Although it only seems like yesterday that I got back from Sydney and the wonderful Web Directions South, things are rapidly heating up for Perth’s own Web Conference: Edge of the Web, taking place at the UWA Club on November 6 and 7, 2008 – tickets available now!.
p. There is a huge list of international and national speakers on the program, one of whom is Ben Buchanan. I recently conducted a short email interview with Ben, talking about some of the subjects that he’ll touch upon in his talk Hacking Humans: Advocating for a better web
p. Q: Is there a disconnect between how our clients see what we do, and how we actually work?
p. A: I think there is. For example I think as a group web developers are diverse, interesting and definitely creative thinkers; but many clients are dismissive of developers.
p. Professionally, we use lateral thinking and creative problem solving on a daily basis. Building a system also requires a solid understanding of the business it supports – so developers often have a well informed and fresh perspective about a business. The potential benefits can easily go beyond the boundaries of web systems.

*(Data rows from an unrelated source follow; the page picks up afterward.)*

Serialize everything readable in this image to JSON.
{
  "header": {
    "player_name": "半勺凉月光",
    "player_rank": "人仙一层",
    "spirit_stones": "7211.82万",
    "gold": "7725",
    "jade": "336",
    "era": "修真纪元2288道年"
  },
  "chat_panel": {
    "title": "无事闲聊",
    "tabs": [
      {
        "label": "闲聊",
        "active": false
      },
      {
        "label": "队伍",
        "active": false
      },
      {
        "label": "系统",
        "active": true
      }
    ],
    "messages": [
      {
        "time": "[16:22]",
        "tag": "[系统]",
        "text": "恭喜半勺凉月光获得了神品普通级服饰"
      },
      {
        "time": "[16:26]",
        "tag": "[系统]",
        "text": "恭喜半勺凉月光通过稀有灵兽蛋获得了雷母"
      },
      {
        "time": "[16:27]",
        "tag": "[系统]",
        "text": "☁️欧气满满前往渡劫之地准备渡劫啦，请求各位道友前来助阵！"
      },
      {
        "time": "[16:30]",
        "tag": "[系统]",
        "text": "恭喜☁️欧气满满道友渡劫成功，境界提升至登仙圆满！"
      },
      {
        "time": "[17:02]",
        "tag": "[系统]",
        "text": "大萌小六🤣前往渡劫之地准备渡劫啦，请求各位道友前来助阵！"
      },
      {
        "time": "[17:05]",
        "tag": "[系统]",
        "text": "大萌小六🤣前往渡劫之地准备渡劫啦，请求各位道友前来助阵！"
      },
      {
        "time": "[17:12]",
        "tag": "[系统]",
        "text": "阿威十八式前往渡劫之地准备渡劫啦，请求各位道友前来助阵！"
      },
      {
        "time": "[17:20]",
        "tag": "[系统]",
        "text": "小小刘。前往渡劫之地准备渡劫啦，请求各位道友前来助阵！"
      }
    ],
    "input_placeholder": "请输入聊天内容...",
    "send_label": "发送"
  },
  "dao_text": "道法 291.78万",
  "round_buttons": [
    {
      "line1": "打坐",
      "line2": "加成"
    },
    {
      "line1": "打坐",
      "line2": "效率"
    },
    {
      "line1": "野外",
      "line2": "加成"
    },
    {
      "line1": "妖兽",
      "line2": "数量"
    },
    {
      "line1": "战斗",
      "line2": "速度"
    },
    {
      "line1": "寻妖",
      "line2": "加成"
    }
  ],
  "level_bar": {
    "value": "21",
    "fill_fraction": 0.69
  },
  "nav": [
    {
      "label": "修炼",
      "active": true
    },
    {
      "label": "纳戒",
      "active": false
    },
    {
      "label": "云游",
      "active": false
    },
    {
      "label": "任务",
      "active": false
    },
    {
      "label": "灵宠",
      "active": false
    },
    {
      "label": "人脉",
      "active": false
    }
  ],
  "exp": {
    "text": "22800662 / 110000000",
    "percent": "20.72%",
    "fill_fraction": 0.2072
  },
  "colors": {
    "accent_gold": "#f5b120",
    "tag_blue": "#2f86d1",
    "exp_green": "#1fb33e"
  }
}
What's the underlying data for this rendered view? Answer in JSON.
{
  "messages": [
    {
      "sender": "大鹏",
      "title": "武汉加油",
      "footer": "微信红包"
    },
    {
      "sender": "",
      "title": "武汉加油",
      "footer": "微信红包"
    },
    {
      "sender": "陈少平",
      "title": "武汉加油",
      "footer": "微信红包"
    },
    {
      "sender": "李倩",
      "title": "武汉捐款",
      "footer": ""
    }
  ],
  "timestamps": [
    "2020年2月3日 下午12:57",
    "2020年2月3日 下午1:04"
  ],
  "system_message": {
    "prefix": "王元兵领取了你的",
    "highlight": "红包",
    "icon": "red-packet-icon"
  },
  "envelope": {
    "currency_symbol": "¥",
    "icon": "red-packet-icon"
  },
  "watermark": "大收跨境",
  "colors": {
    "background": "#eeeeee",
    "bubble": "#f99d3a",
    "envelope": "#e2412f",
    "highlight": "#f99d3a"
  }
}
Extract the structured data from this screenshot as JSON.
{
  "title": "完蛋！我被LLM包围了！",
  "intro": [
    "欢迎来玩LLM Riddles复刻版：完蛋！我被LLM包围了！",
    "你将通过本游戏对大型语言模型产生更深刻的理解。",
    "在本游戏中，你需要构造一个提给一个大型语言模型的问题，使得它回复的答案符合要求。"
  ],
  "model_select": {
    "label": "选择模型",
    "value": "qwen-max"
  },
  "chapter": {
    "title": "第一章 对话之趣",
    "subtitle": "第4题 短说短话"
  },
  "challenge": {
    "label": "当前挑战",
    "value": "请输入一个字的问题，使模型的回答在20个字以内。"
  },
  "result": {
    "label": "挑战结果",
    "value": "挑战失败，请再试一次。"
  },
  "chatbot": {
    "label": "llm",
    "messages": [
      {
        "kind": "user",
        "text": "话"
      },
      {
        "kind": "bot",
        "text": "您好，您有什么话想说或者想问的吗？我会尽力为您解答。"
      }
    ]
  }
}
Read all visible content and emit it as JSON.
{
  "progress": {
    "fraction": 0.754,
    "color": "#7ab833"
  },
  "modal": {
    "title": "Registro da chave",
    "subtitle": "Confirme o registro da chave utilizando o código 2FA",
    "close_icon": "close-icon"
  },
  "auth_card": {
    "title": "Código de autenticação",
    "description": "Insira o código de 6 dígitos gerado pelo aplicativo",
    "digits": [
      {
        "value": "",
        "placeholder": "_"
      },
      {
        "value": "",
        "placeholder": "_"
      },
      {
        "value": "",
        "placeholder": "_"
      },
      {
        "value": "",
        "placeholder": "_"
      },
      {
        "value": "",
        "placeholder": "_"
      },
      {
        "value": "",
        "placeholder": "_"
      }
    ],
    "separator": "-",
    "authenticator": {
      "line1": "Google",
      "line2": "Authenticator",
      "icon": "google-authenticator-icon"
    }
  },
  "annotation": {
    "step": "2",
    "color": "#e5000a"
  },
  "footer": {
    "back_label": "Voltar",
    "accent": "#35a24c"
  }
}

p. But the view of web developers as boring functionaries means many bosses or clients don’t really listen to their web geeks, and their business suffers as a result. In projects, geeks should be involved from strategy onwards and not just brought in at the end to grind out some code.
p. Q: What can we do to help bridge that divide?
p. A: Well I think the problem does stem from a grain of truth – and geeks can be pretty dismissive of people who are less technically competent, which isn’t helpful. We need to take a look at the way we present our achievements and ideas; and what role we step up to play in our professional dealings. Are we coming across as roadblocks or problem solvers? If we can adjust that then it might open up better working relationships.
p. Q: Do you think that the way that web professionals can approach the “process” can dehumanise the people we’re building the site for – the end users?
p. A: There’s a danger of letting technical or resourcing issues distract from the humans who need to use the final product. We can be a bit too clinical and detached from the real, live people and what they’re trying to do.
p. People don’t go looking for a school location database, they go looking for a great school for their kids. They don’t look for an online store, they look for a cool gift their partner will love. We should think and build accordingly.
p. I think it shows when a system was built for the human stuff, as opposed to sites and systems built because “we have to have a website”.
p. Q: Managing expectations is obviously an important part of the job. Have you got any advice for new players?
p. A: This is a bit of a “depends” question, because it’s driven by the culture and people you’re dealing with. But when people ask if something can be done, I am a believer in speaking the truth and explaining the options available. Because ultimately anything is “possible”, it’s just a matter of having enough time, people and money!
p. What people really need to know is what’s possible in the current scenario and what they can do to achieve their goals. That might mean guiding them through a prioritisation process – if they’re asking for fifty things, they probably don’t need fifty things, at least to start with.
p. It’s not about being negative, it’s about being realistic and focussed.
p. Ben is just one of a range of awesome speakers who are going to be presenting at Edge of the Web on the 6th November. On the following day, there are 4 half-day workshops on a diverse range of topics.
p. And then, to cap the two days off in style, Friday night sees the WA Web Awards, where, in a burst of glorious self congratulation, the best of the WA Web industry are recognised for their efforts. Get your tickets here.